Written by: Duncan Kingori, AuthenticDogs

Like humans, our pets also experience separation anxiety. In dogs, separation anxiety is characterized by agitation, upset, and even destructive behavior. These behaviors are exhibited by dogs when they are separated from their pet parents. You may misinterpret your dogs’ actions for disobedience and a lack of proper training, yet your dogs’ behavior may be an exhibition of separation anxiety.

Your dog is used to you being around and is dependent on you, and any change may cause them to experience anxiety. There are other behaviors exhibited by your dog that may be attributed to separation anxiety, and you need to help your dog reduce his or her separation anxiety or have no anxiety at all. This is to ensure that he or she may be at peace and happy- and well behaved. Here are some recommendations to help ease your precious pup’s separation anxiety:

1. Engage your dog in exercise before you depart

A dog that is tired tends to be calmer as opposed to one that is still energized. Therefore, one way to reduce separation anxiety in your dog is by engaging your dog in exercise for about half an hour before you depart. You may take part in outdoor or indoor activities and exercise with your dogs. For instance, throwing a Frisbee or tennis ball across the yard and letting your dog play ‘fetch’ is a great exercise. It also offers mental stimulation, which helps with calming. When you do this for about 30 minutes, your dog will be exhausted by the time you leave. Their attention will be towards food and sleep, and they will hardly notice that you are gone, or when you are leaving the house.

2. Teach your dog to get used to being alone when you are at home

Help your dog to get used to being by themselves, even when you are in the same house. Have your furry baby to remain in a certain room in the house (or crate if crate trained) while you go to another room in a different part of the house. If your dog’s separation anxiety is severe, you could do this in short intervals of about 20 seconds. In time, you can work this 20 seconds up to about 30 minutes.
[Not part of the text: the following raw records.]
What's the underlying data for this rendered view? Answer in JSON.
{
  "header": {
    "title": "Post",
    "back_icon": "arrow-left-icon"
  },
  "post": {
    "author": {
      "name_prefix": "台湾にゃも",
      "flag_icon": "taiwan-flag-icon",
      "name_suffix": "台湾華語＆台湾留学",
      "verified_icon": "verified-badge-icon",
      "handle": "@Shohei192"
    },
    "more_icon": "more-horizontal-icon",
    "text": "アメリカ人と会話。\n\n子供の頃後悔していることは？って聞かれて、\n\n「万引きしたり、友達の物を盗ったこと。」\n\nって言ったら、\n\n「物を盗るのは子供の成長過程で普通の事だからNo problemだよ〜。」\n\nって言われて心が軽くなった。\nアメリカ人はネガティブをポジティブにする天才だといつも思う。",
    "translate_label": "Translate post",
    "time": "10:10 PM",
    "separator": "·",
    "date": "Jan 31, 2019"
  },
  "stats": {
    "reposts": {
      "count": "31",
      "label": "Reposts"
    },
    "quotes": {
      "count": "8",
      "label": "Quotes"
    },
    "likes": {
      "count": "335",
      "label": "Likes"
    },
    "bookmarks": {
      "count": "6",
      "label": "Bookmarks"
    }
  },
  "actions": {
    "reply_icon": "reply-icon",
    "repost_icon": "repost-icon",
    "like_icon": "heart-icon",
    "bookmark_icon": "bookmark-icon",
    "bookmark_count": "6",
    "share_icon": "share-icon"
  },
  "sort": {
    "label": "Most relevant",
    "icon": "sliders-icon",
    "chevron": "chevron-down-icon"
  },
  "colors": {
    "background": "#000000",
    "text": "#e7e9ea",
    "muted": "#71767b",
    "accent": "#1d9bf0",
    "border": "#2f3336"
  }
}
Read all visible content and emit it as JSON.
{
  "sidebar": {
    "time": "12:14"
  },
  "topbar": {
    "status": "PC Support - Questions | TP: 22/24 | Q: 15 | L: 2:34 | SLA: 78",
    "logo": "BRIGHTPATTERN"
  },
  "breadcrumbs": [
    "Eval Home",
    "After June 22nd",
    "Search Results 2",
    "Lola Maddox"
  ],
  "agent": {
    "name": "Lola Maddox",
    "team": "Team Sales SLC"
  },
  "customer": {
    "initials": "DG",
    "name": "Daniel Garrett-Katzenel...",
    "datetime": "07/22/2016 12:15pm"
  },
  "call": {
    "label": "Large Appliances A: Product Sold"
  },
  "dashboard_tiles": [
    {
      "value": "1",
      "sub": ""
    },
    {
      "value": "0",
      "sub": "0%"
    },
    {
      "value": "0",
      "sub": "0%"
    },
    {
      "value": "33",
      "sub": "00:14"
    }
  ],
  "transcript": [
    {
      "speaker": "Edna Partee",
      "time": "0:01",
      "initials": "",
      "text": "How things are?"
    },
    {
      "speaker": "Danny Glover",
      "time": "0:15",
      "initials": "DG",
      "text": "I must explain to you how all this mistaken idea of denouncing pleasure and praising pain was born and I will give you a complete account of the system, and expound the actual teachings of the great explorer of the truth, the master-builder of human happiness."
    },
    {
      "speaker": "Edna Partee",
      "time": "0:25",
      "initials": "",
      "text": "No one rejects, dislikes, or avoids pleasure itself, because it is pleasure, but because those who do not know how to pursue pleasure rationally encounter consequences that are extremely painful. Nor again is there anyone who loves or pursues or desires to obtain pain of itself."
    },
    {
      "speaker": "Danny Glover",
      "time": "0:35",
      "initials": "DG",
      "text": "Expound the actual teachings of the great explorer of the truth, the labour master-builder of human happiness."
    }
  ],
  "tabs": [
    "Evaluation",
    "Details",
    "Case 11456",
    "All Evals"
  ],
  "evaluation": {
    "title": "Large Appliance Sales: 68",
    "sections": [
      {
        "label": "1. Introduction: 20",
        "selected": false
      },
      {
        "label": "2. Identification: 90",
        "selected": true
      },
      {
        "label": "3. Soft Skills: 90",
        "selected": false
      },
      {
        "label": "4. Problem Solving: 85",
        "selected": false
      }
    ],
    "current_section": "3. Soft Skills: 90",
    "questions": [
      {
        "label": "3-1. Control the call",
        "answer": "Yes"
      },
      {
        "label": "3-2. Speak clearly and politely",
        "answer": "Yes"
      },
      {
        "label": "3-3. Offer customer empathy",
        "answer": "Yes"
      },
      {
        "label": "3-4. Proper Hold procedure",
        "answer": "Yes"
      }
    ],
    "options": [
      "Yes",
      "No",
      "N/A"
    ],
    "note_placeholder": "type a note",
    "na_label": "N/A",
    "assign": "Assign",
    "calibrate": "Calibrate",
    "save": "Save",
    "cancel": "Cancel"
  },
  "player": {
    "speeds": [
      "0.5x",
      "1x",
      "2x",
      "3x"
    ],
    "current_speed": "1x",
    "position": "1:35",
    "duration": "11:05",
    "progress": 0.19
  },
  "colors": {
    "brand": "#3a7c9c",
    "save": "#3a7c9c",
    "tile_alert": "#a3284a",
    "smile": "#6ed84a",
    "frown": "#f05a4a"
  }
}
It will help reduce your pooch’s separation anxiety. They will learn to spend time away from you even when they are conscious of your presence in the house.

3. You need to change the signals of your departure

Like humans, your dogs are conditioned to associating certain signals with a specific behavior, thus your dog knows your routine before you leave home. Therefore, you need to break the routine so your dog will not associate certain signals with your departure. For example, put on your shoes 30 minutes to an hour before you leave and sit on the couch and watch the television, or maybe change the place where you store your purse and hang your keys.

This will break your dog’s association of specific actions with you leaving, and thus their separation anxiety will not be triggered. You can also give your dog treats to calm them and distract them as you go. Eventually, they will view your departure in a positive light, and see that it is not a scary thing to be all alone.

4. Minimize the level of emotions when saying your hellos and goodbyes

Completely abstain from getting very emotional when you are leaving your dog and exhibiting a lot of excitement when you get home. The extra attention and excitement increases your dog’s fear of being alone. Be calm when you are bidding your dog goodbye. When you arrive back home, in a quiet and collected manner, say hi to your dog, but don’t show too much affection or excitement until he or she has calmed down. By remaining calm when you return, you reduce the level of separation anxiety in your dog.

5. Get your dog his or her personal space

Rather than sharing your bed with your dog, get them their own bed or crate. In addition to separation anxiety, crate training is a great tool for resolving many other behavior issues such as pottying or marking in the house and destructive chewing. Plus dogs are den animals, so they like to have their safe haven. Train you dog to remain in his or her personal space by making it a positive experience with petting, playing, treats, toys or bones. This teaches your dog to be independent and to love their own space. When your dog enjoys their own company, they will be less anxious when you are away from them.

6. Leave some comfort articles and background music playing for your dog

Leave items that will comfort your dog, such as dirty clothes in the laundry bin that have your scent. This will help the dog to relax, as they will remember that at some point you will be returning home. You could also remove the stress factors from your dog’s body. Also, hide treats in the house so that the dog can enjoy hunting for these treats while you are away. Or, give your dog a Kong or deer antler to distract them while you leave. Remember to leave some soothing  music for your dog, so that when they are tired, it can help soothe them to sleep and relax. YouTube has great videos to help with separation anxiety.


 Helping your dog get over his or her separation anxiety requires dedication and a commitment to finding a safe and long lasting solution, so that your dog may be happy, calm, and a good dog!